We aim to bring you the best graduate careers advice from the most qualified people across the UK. This week Director of University of Surrey Careers Service, John Watkins, offers his advice to students and graduates by sharing 10 of his best anecdotes for job hunting and life after university.
1. The student who struggled onto campus from 15 miles away as forecasted snow blizzards arrived, because she valued a mock interview so highly. She got the job after the real interview, her employers recruiting a talented engineer with a first rate attitude.
2. The graduate that wrote me a letter. Post is a relative rarity in this technological world, so it stood out and got him noticed.
3. The graduate(s) who make a special effort to come into the Careers Service and say 'thank you' for the support, especially on the back of securing a job. Humility, recognising others and just plain good manners count for a great deal.
4. The response by a student when asked why they had decided to attend a particular careers event 'My mother told me to.' Honesty is good and maternal advice is amongst the most reliable.
5. The nervous student who finally looked at ease when asked about his weaknesses, confidently responding 'There are lots of things I'm not good at'. Self-awareness is important and nobody should declare that they have nothing they could improve, but the job rarely goes to the candidate whose best answers are around their deficiencies.

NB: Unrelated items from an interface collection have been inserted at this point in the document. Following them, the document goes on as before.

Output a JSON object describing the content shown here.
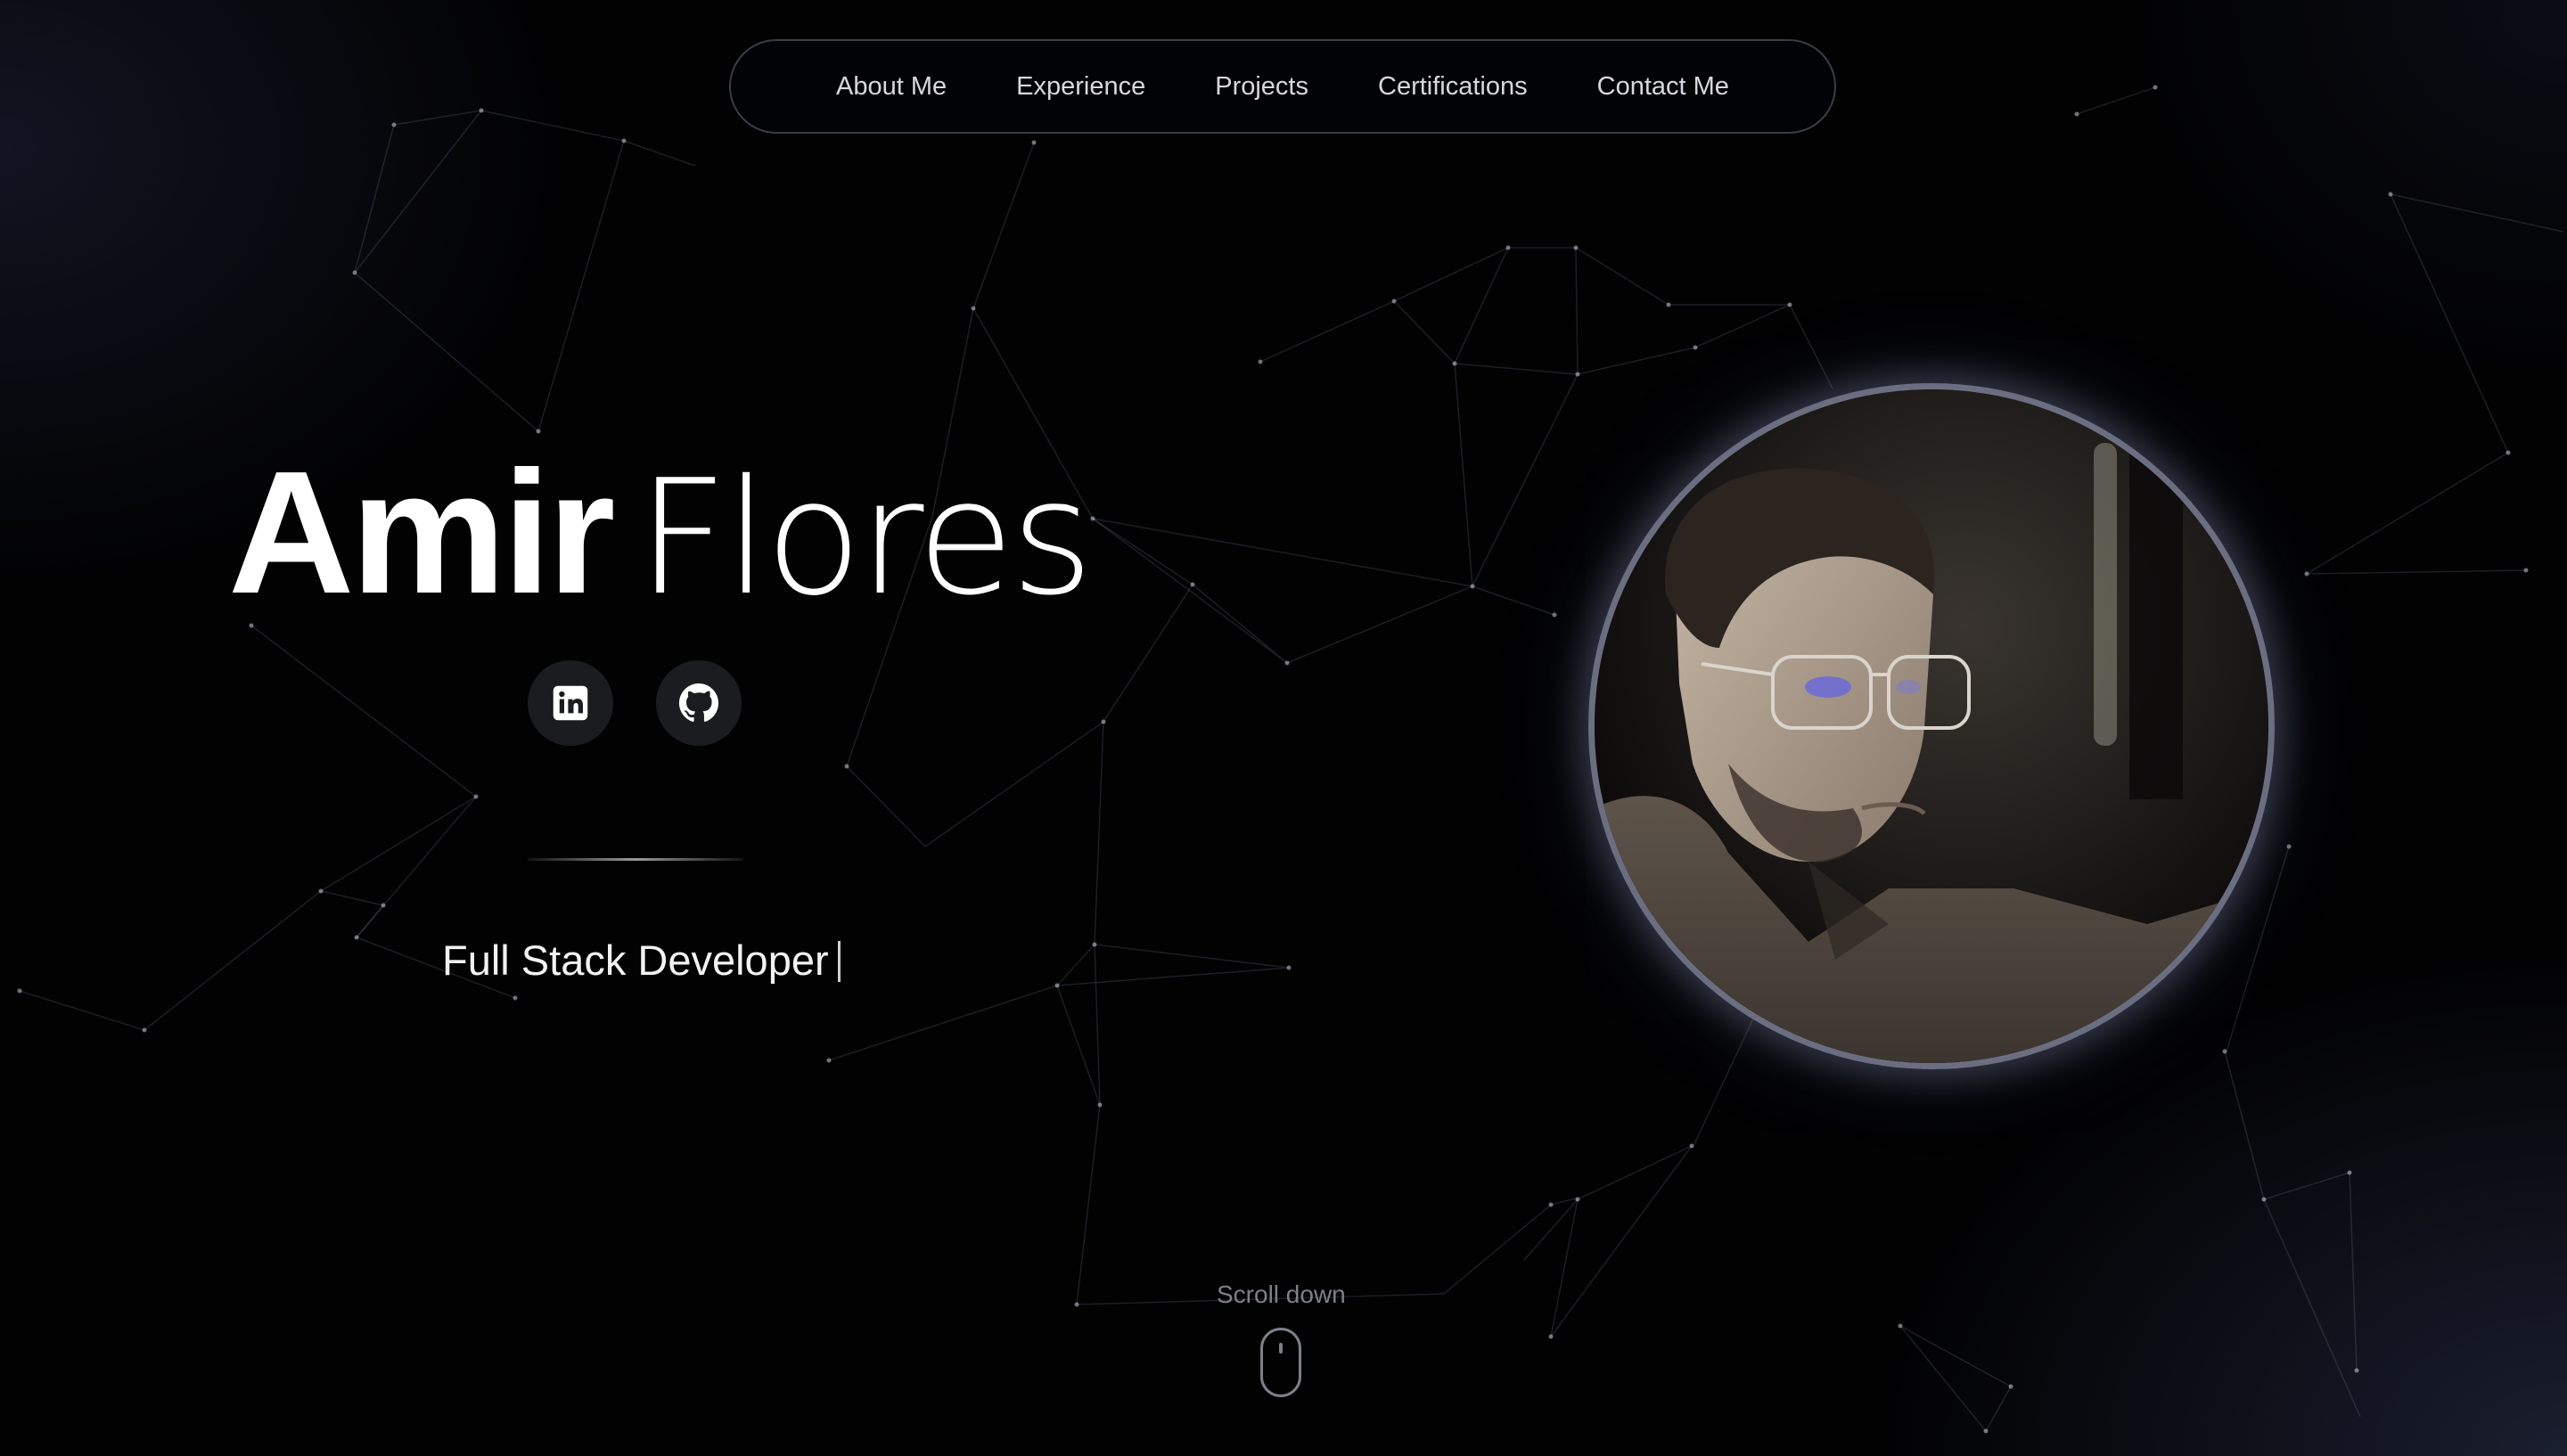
{
  "nav": {
    "items": [
      {
        "label": "About Me"
      },
      {
        "label": "Experience"
      },
      {
        "label": "Projects"
      },
      {
        "label": "Certifications"
      },
      {
        "label": "Contact Me"
      }
    ]
  },
  "hero": {
    "first_name": "Amir",
    "last_name": "Flores",
    "role": "Full Stack Developer",
    "social": [
      {
        "icon": "linkedin-icon"
      },
      {
        "icon": "github-icon"
      }
    ]
  },
  "scroll": {
    "label": "Scroll down"
  },
  "colors": {
    "background": "#020203",
    "nav_border": "#3a3d46",
    "avatar_ring": "#6a6e80",
    "muted_text": "#7d8088"
  }
}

6. The last minute stand-in who delivered an employer workshop on presentation skills, which should have been (but wasn' t) entitled 'How not to do it'. It is admirable to step into the breach but beware the impact of a lack of preparation, particularly if you volunteer to do something that is not a particular strength.
7. The unemployed graduate who peppered his answers to questions in a mock interview with textbook management speak: 'To me, feedback is the breakfast of champions', he said, and 'I see colleagues as allies and leaders as equals'. This individual re-worked his interview style to show off these sentiments in a more effective manner and secured an excellent role shortly afterwards.
8. The graduate looking for advice, who had clearly studied my LinkedIn profile as if preparing for an exam, probing for information to expand his knowledge of a field where I had significant experience. I admired his thoroughness but it was a little unnerving!
9. The student who attended a workshop and fed back afterwards that she now realised she should be looking for a career not a job. This may seem like a relatively insignificant distinction but my experience suggests she has put herself in an advantageous position compared to those just focusing on finding a job.
10. The student who read the University of Surrey Careers Service blog and lamented about not having been aware of it before - she is now signed up and never misses out on the occasional word of wisdom!